reproductive, maternal, newborn, and child health at the country level. She added that the countries that are operationally using this mechanism at the country level are finding it to be rewarding.
Discussing the implications of the ALMA Scorecard for SDGs, Phumaphi argued that unlike the Millennium Development Goals, which were developed by multilaterals, SDGs were developed by the people. The SDGs are a shared value agenda; they are peoples’ goals, she added. Some of the things that governments have been doing to address this issue were pointed out by Phumaphi. These include mandating businesses to institute family-friendly policies; requiring health insurance plans for all families; mandating tax breaks and subsidies to encourage businesses and other entities to adopt family-friendly policies; providing public funding for family-friendly interventions and services; granting subsidies and funding for public education; funding and maintaining family-oriented public facilities; encouraging family- and youth-friendly policies among public agencies and services; and using its influence to encourage family-friendly policies. Phumaphi emphasized that because SDGs are peoples’ goals, it is essential for CEOs, CFOs, and managers of businesses to increase the value of their products and productivity levels within their companies and not to wait for the government. She added that the peoples’ goals are actually defined by that human capital that companies want to be able to produce at its best capacity within the organization.
Phumaphi thinks that given the SDG era, a shared value approach to development and running of companies is essential. She pointed to SDG 3—Ensure healthy lives and promote well-being for all at all ages (UN General Assembly, 2015) and argued that the targets give an idea of the interests and concerns of people around the world. That is going to determine their productivity levels, and their ability and capacity to deliver that product and operate optimally, she added. Phumaphi suggested that the SDG era is the time for companies to work more closely with other corporations and institutions as well as governments and NGOs in defining this reporting, strategizing for results, and investing in people. It is also the time that companies need to ensure that the cycle of action and accountability is not limited to the area of financing and profit, but also assigned to the quality of human capital and the health of the communities in which they operate. She explained that the type of shared value matrix needed for the SDG era must be integrated into our accountability frameworks, as well as the ways in which we work, interact with our communities and society, and report.

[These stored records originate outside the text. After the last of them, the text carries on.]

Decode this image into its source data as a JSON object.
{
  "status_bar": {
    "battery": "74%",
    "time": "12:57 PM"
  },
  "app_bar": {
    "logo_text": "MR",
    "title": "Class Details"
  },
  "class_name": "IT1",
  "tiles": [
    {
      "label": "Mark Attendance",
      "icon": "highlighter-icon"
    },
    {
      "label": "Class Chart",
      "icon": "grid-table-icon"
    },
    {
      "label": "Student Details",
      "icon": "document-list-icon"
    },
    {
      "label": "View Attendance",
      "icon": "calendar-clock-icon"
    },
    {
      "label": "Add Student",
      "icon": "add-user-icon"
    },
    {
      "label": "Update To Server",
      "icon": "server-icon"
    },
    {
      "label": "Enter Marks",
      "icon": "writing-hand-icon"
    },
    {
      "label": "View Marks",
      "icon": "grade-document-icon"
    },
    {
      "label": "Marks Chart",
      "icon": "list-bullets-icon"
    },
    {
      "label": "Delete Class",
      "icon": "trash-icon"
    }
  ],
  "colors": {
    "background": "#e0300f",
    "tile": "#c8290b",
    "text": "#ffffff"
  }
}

Phumaphi said shared value is not just about profit making, but building a civilization that will not be threatened by instability. When Phumaphi was asked if integrating organization preparedness for crises
and developing indicators, and ways to report on them as part of a global plan to upgrade our preparedness as a society, may be necessary, she answered that it is absolutely critical and that the private sector has responsibilities in the shaping and facilitating of preparedness, enabling capacity to be developed, and supporting the building of that capacity.